Album Review: Tygers of Pan Tang – The Wreck-Age/Burning In the Shade 1985-1987
Reviewed by Paul Hutchings
There are several reasons why Whitley Bay’s NWOBHM stalwarts Tygers of Pan Tang didn’t progress as one might have expected in those halcyon early 1980s. Losing John Sykes to Thin Lizzy and then Whitesnake didn’t help, although singer Jon Deverill was a superior vocalist to Jess Cox.
Having peaked with a top 40 hit with a cover of The Clovers ‘Love Potion No.9’ in 1982, the band collapsed shortly after. The line-up that emerged in 1985 for these albums moved to a much more radio friendly sound, with only Deverill and drummer Brian Dick remaining from the band who recorded ‘The Cage’, and who had flirted with success for a tantalising moment.
One listen to ‘The Wreck-age’ has you yearning for the grittier sound that the band generated in those early albums, be it the polished ‘Spellbound’ or the earlier grit of ‘Wild Cat.’ There are few memorable songs on these two releases. The title track does at least have a bit of gumption about it, ticking along at a decent pace, with some decent guitar work thanks to the duo of Neil Shepherd and Steve Lamb.
Elsewhere you must work hard to find anything that has any spirit to it, with most songs limper than a fortnight old lettuce. Tracks like ‘Women in Cages’ have not aged well in the slightest, with the chorus of “Women in Cages, Prison of rages, They don’t wanna be free, Women, driven with desire, frenzy of fire, they all wanna be free” a masterpiece of misogyny.
Ten tracks, with possibly two decent songs amongst them, ‘The Wreck-Age’ has not aged well. Deverill’s vocals are decent, but the songs are flaccid, there are some horrible 80s synths which add to a blunt edge to make it an AOR album that really needs to be left to rest in peace.
1987 saw the band release ‘Burning in the Shade.’ Far from burning, this album continued in the rather routine manner of’ The Wreck-Age,’ following more lightweight melodic rock. Having shed Shepherd and bassist Dave Donaldson, the trio of Deverill, Dick and Lamb collaborated with one of the originators of Neat Records, Steve Thompson who added keyboards and bass as well as co-writing credits on all tracks.

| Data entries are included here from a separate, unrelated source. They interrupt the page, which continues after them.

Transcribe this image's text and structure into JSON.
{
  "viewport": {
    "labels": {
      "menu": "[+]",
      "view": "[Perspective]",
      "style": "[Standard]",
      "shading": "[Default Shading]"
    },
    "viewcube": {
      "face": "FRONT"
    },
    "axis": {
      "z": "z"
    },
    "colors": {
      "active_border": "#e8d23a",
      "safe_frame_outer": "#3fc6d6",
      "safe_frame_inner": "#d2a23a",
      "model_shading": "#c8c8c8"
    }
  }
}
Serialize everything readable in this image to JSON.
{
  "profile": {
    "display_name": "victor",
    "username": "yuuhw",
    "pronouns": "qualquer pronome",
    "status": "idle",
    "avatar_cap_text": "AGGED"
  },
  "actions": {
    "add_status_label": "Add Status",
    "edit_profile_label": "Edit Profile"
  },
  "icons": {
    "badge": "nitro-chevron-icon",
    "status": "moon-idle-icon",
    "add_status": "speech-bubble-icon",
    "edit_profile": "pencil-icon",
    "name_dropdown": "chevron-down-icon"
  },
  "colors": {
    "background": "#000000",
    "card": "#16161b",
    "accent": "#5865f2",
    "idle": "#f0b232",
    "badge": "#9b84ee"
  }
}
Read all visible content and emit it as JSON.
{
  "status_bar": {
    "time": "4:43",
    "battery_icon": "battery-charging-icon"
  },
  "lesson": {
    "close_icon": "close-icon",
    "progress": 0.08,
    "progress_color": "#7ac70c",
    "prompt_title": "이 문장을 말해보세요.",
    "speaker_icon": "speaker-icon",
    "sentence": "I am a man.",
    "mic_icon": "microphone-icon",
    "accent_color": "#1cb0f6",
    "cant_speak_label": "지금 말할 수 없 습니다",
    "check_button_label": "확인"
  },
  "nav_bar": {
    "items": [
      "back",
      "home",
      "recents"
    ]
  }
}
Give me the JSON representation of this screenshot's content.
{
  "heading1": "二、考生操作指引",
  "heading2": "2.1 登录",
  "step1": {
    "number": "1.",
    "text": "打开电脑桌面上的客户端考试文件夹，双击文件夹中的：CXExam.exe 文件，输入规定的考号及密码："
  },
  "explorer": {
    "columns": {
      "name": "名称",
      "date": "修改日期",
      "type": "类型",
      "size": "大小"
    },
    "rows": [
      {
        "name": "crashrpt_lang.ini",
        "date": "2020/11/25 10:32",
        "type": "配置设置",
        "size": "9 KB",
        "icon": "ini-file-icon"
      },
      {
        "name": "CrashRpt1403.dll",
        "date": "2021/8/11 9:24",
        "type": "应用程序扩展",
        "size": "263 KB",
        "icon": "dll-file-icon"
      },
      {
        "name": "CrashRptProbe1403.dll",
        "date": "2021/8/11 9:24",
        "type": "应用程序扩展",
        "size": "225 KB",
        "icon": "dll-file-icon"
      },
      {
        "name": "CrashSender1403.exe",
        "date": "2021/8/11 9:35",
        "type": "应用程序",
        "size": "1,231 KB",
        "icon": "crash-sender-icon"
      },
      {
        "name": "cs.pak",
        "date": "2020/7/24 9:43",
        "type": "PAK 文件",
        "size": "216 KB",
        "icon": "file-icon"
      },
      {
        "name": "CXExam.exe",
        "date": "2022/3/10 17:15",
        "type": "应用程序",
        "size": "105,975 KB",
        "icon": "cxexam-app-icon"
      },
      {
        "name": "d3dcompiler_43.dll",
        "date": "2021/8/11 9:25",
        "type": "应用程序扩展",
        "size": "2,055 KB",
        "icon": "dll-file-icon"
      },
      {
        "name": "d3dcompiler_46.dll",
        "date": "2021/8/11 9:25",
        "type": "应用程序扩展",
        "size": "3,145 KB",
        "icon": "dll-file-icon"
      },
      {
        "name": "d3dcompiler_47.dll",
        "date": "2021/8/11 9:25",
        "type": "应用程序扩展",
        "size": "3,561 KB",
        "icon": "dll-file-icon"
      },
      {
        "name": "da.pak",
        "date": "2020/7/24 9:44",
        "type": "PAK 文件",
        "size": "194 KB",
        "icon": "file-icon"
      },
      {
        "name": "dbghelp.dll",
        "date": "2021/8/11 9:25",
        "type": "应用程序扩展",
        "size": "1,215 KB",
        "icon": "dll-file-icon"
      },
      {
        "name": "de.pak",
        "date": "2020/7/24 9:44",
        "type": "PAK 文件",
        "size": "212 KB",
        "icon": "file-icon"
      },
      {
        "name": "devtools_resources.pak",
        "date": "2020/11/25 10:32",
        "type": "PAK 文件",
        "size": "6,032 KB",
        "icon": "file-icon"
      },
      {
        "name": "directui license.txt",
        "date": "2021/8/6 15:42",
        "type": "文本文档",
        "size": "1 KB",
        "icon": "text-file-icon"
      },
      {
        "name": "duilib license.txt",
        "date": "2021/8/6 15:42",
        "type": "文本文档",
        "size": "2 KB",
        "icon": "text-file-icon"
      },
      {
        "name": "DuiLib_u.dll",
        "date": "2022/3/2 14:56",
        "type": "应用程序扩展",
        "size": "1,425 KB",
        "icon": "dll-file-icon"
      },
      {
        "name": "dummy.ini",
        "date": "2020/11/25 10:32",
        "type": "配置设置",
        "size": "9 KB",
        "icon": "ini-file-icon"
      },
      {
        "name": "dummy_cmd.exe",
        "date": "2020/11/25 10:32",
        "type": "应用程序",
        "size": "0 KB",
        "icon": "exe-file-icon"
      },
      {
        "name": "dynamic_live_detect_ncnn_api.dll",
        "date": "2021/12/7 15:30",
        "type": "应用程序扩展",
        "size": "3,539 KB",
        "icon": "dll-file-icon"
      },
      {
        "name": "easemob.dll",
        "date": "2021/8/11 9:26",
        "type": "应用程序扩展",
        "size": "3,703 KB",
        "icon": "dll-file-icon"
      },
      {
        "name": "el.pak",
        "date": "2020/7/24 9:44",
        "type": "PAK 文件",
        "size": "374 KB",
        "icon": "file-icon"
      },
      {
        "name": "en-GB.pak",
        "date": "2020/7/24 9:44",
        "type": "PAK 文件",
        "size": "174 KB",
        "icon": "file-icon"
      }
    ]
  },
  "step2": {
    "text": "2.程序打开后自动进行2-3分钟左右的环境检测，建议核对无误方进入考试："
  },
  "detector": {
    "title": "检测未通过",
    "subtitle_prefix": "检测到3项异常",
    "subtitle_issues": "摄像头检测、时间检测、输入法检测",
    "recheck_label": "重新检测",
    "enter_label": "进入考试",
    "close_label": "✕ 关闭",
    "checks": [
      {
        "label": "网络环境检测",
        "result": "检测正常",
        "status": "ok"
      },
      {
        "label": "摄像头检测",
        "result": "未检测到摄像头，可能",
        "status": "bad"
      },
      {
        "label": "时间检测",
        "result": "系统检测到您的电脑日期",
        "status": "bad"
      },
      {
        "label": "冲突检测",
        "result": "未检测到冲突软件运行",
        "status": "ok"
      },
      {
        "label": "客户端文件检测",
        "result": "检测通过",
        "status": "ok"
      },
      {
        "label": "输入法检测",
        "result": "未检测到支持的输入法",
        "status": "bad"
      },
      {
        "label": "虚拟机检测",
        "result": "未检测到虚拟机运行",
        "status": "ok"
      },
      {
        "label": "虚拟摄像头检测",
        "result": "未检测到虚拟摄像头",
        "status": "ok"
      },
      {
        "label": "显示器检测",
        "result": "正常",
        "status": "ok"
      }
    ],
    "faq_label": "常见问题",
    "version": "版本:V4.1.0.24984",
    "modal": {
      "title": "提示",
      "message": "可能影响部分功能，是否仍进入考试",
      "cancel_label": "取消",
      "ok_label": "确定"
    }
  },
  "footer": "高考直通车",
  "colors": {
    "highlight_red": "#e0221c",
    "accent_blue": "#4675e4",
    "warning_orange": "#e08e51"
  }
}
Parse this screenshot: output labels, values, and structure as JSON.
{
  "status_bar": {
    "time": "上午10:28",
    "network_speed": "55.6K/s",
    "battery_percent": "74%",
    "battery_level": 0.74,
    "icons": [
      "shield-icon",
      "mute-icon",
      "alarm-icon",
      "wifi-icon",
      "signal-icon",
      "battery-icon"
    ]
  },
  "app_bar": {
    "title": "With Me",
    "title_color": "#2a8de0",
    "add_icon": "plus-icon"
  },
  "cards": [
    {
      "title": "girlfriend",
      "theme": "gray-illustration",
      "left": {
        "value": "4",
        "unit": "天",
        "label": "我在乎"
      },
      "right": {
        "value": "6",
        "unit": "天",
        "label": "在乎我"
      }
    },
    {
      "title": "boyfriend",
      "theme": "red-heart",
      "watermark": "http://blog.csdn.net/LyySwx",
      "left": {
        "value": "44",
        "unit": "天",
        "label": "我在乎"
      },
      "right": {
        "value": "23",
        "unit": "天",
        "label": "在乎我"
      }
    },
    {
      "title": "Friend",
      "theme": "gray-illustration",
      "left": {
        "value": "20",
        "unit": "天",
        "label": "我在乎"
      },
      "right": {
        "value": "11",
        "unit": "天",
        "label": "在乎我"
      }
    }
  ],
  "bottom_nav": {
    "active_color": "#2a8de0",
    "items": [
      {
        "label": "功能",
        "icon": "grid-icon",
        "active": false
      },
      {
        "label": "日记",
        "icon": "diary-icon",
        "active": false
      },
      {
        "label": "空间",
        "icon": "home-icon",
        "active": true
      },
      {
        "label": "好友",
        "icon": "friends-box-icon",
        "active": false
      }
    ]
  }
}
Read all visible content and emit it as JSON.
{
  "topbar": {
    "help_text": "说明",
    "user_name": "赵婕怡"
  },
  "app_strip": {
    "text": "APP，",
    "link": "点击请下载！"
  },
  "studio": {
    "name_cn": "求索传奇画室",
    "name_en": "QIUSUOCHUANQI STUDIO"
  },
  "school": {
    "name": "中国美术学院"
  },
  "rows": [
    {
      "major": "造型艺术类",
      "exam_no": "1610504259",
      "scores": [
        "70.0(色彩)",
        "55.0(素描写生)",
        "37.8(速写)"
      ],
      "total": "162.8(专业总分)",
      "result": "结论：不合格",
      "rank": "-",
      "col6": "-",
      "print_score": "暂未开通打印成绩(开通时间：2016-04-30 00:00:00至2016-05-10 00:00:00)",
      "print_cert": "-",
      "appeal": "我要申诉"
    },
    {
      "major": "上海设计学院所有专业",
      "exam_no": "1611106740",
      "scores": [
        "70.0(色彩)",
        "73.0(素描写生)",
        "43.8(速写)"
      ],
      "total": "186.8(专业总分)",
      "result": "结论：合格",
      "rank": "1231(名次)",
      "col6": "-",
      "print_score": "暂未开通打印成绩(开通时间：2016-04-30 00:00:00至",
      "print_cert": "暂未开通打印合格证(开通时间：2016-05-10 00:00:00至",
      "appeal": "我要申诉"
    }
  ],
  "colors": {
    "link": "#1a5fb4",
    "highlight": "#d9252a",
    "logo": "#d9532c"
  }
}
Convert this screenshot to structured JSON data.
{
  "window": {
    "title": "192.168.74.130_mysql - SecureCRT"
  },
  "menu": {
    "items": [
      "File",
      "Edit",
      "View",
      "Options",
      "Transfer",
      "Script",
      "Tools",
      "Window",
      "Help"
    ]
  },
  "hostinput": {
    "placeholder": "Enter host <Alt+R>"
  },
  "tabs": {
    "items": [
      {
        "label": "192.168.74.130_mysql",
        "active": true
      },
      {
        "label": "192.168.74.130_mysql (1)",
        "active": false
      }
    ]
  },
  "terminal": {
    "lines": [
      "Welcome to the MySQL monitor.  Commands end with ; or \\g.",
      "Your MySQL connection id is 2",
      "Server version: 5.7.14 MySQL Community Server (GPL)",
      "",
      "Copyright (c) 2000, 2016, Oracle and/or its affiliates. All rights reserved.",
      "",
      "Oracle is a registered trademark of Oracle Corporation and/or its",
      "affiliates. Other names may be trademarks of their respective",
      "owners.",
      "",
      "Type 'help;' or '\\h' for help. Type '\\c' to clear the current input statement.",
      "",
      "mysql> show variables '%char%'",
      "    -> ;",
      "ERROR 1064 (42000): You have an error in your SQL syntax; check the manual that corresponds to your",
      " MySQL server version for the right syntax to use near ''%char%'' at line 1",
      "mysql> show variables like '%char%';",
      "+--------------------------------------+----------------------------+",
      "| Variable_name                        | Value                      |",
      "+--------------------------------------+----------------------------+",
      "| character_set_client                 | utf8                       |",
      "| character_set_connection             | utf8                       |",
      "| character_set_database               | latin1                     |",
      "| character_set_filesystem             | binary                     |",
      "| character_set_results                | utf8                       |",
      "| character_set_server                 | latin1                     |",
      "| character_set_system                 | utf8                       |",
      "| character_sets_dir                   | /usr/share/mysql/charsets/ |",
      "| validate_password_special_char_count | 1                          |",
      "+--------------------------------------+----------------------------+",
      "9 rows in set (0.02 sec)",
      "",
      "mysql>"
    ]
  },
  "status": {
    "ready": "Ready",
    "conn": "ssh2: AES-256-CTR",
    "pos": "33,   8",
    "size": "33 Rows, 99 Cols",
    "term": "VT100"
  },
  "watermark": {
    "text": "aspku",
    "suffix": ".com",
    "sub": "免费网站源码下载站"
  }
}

If ‘The Wreck-Age’ distanced the Tygers from those early albums, ‘Burning in the Shade’ took them about a million miles away. Deverill’s vocals remain strong, but the ghastly harmonies and backing vocals are stomach-churning, with the keyboards dominating at the expense of the guitar, something that turned many of their long-time fans away.
Looking back and listening to these songs today, one wonders if the band felt that this was the best route for commercial success. They attempted to move in the same way that bands such as Uriah Heep, Praying Mantis, Lionheart, and Magnum did. Both albums are totally inoffensive (if you ignore ‘Women in Cages’, ahem), but flat as a pancake with it.
This package also comes with a selection of demos from these albums.
Interestingly, since Robb Weir resurrected the band as sole original member in 2001, the band has moved to a much more guitar orientated sound and their recent albums and this year’s EP ‘A New Heartbeat’ are worth a listen.